• TASK PROMPT
Down to the last line, write out the entries below exactly and omit all pictures.

──────────────────────────────

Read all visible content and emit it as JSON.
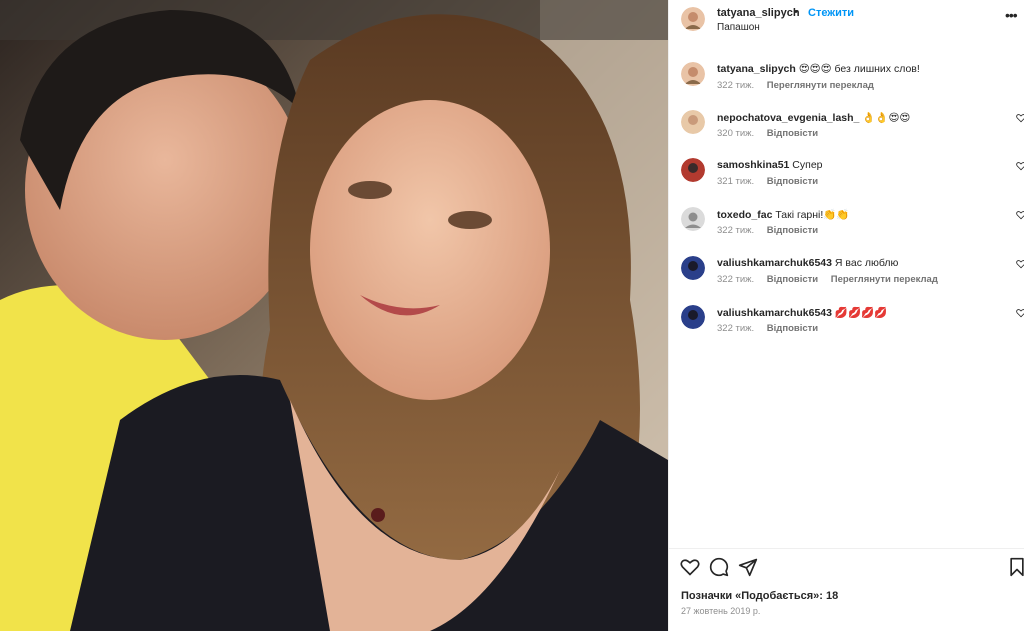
{
  "post": {
    "username": "tatyana_slipych",
    "separator": "•",
    "follow_label": "Стежити",
    "location": "Папашон",
    "more_icon": "more-horizontal-icon"
  },
  "caption": {
    "username": "tatyana_slipych",
    "text": "😍😍😍 без лишних слов!",
    "time": "322 тиж.",
    "translate_label": "Переглянути переклад"
  },
  "comments": [
    {
      "username": "nepochatova_evgenia_lash_",
      "text": "👌👌😍😍",
      "time": "320 тиж.",
      "reply_label": "Відповісти",
      "avatar_color": "#e8c9a8"
    },
    {
      "username": "samoshkina51",
      "text": "Супер",
      "time": "321 тиж.",
      "reply_label": "Відповісти",
      "avatar_color": "#b23a2f"
    },
    {
      "username": "toxedo_fac",
      "text": "Такі гарні!👏👏",
      "time": "322 тиж.",
      "reply_label": "Відповісти",
      "avatar_color": "#dbdbdb"
    },
    {
      "username": "valiushkamarchuk6543",
      "text": "Я вас люблю",
      "time": "322 тиж.",
      "reply_label": "Відповісти",
      "translate_label": "Переглянути переклад",
      "avatar_color": "#2a3f8a"
    },
    {
      "username": "valiushkamarchuk6543",
      "text": "💋💋💋💋",
      "time": "322 тиж.",
      "reply_label": "Відповісти",
      "avatar_color": "#2a3f8a"
    }
  ],
  "footer": {
    "likes_text": "Позначки «Подобається»: 18",
    "date": "27 жовтень 2019 р."
  },
  "icons": [
    "heart-icon",
    "comment-icon",
    "share-icon",
    "bookmark-icon"
  ],
  "colors": {
    "accent": "#0095f6",
    "text": "#262626",
    "muted": "#8e8e8e"
  }
}
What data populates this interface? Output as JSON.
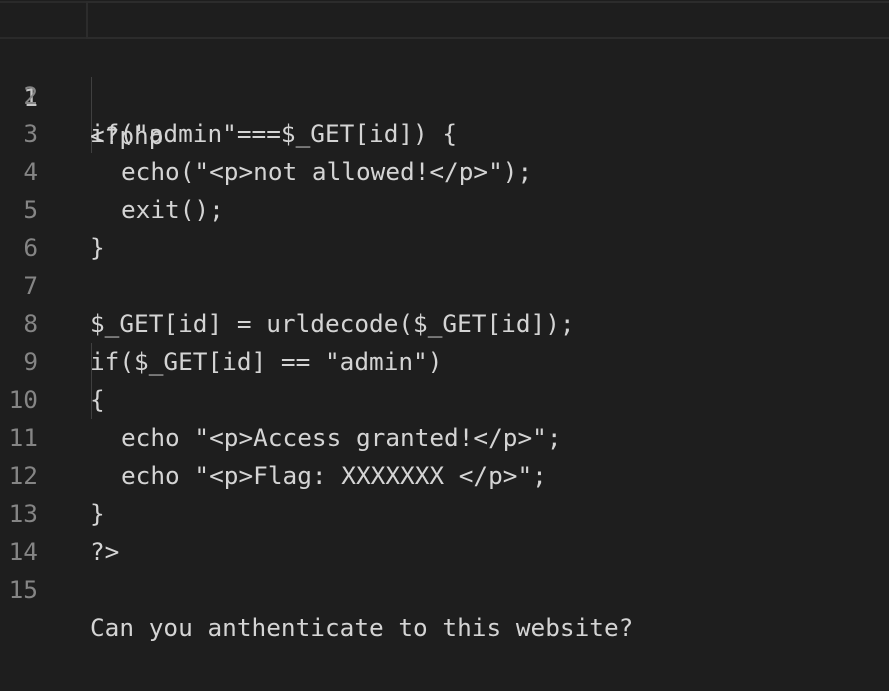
{
  "editor": {
    "current_line": 1,
    "lines": [
      {
        "number": "1",
        "text": "<?php",
        "indent": 0
      },
      {
        "number": "2",
        "text": "if(\"admin\"===$_GET[id]) {",
        "indent": 0
      },
      {
        "number": "3",
        "text": "echo(\"<p>not allowed!</p>\");",
        "indent": 1
      },
      {
        "number": "4",
        "text": "exit();",
        "indent": 1
      },
      {
        "number": "5",
        "text": "}",
        "indent": 0
      },
      {
        "number": "6",
        "text": "",
        "indent": 0
      },
      {
        "number": "7",
        "text": "$_GET[id] = urldecode($_GET[id]);",
        "indent": 0
      },
      {
        "number": "8",
        "text": "if($_GET[id] == \"admin\")",
        "indent": 0
      },
      {
        "number": "9",
        "text": "{",
        "indent": 0
      },
      {
        "number": "10",
        "text": "echo \"<p>Access granted!</p>\";",
        "indent": 1
      },
      {
        "number": "11",
        "text": "echo \"<p>Flag: XXXXXXX </p>\";",
        "indent": 1
      },
      {
        "number": "12",
        "text": "}",
        "indent": 0
      },
      {
        "number": "13",
        "text": "?>",
        "indent": 0
      },
      {
        "number": "14",
        "text": "",
        "indent": 0
      },
      {
        "number": "15",
        "text": "Can you anthenticate to this website?",
        "indent": 0
      }
    ]
  },
  "colors": {
    "background": "#1e1e1e",
    "text": "#d4d4d4",
    "line_number": "#858585",
    "line_number_active": "#c6c6c6",
    "indent_guide": "#404040"
  }
}
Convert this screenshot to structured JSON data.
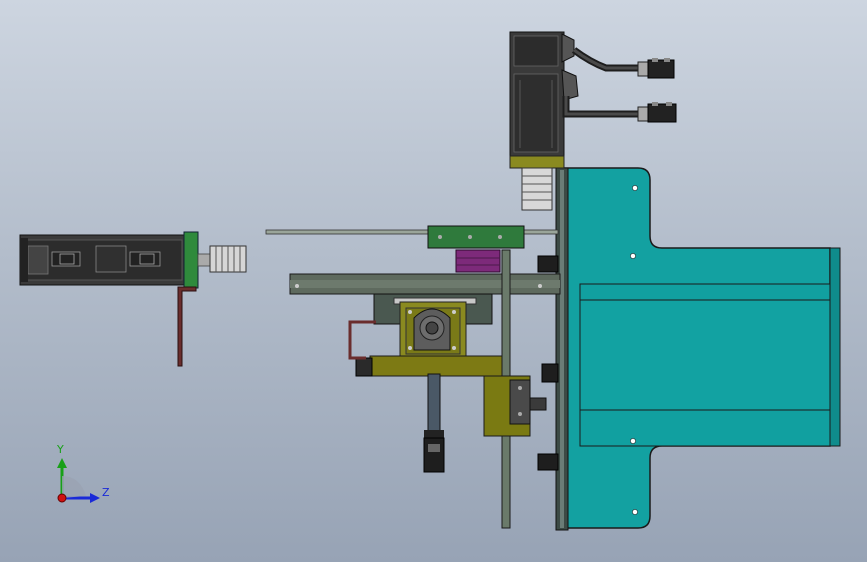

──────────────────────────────

• OUTPUT OF THE TASK
Read all visible content and emit it as JSON.
{
  "post": {
    "username": "tatyana_slipych",
    "separator": "•",
    "follow_label": "Стежити",
    "location": "Папашон",
    "more_icon": "more-horizontal-icon"
  },
  "caption": {
    "username": "tatyana_slipych",
    "text": "😍😍😍 без лишних слов!",
    "time": "322 тиж.",
    "translate_label": "Переглянути переклад"
  },
  "comments": [
    {
      "username": "nepochatova_evgenia_lash_",
      "text": "👌👌😍😍",
      "time": "320 тиж.",
      "reply_label": "Відповісти",
      "avatar_color": "#e8c9a8"
    },
    {
      "username": "samoshkina51",
      "text": "Супер",
      "time": "321 тиж.",
      "reply_label": "Відповісти",
      "avatar_color": "#b23a2f"
    },
    {
      "username": "toxedo_fac",
      "text": "Такі гарні!👏👏",
      "time": "322 тиж.",
      "reply_label": "Відповісти",
      "avatar_color": "#dbdbdb"
    },
    {
      "username": "valiushkamarchuk6543",
      "text": "Я вас люблю",
      "time": "322 тиж.",
      "reply_label": "Відповісти",
      "translate_label": "Переглянути переклад",
      "avatar_color": "#2a3f8a"
    },
    {
      "username": "valiushkamarchuk6543",
      "text": "💋💋💋💋",
      "time": "322 тиж.",
      "reply_label": "Відповісти",
      "avatar_color": "#2a3f8a"
    }
  ],
  "footer": {
    "likes_text": "Позначки «Подобається»: 18",
    "date": "27 жовтень 2019 р."
  },
  "icons": [
    "heart-icon",
    "comment-icon",
    "share-icon",
    "bookmark-icon"
  ],
  "colors": {
    "accent": "#0095f6",
    "text": "#262626",
    "muted": "#8e8e8e"
  }
}
What data populates this interface? Output as JSON.
{
  "editor": {
    "current_line": 1,
    "lines": [
      {
        "number": "1",
        "text": "<?php",
        "indent": 0
      },
      {
        "number": "2",
        "text": "if(\"admin\"===$_GET[id]) {",
        "indent": 0
      },
      {
        "number": "3",
        "text": "echo(\"<p>not allowed!</p>\");",
        "indent": 1
      },
      {
        "number": "4",
        "text": "exit();",
        "indent": 1
      },
      {
        "number": "5",
        "text": "}",
        "indent": 0
      },
      {
        "number": "6",
        "text": "",
        "indent": 0
      },
      {
        "number": "7",
        "text": "$_GET[id] = urldecode($_GET[id]);",
        "indent": 0
      },
      {
        "number": "8",
        "text": "if($_GET[id] == \"admin\")",
        "indent": 0
      },
      {
        "number": "9",
        "text": "{",
        "indent": 0
      },
      {
        "number": "10",
        "text": "echo \"<p>Access granted!</p>\";",
        "indent": 1
      },
      {
        "number": "11",
        "text": "echo \"<p>Flag: XXXXXXX </p>\";",
        "indent": 1
      },
      {
        "number": "12",
        "text": "}",
        "indent": 0
      },
      {
        "number": "13",
        "text": "?>",
        "indent": 0
      },
      {
        "number": "14",
        "text": "",
        "indent": 0
      },
      {
        "number": "15",
        "text": "Can you anthenticate to this website?",
        "indent": 0
      }
    ]
  },
  "colors": {
    "background": "#1e1e1e",
    "text": "#d4d4d4",
    "line_number": "#858585",
    "line_number_active": "#c6c6c6",
    "indent_guide": "#404040"
  }
}
Convert this screenshot to structured JSON data.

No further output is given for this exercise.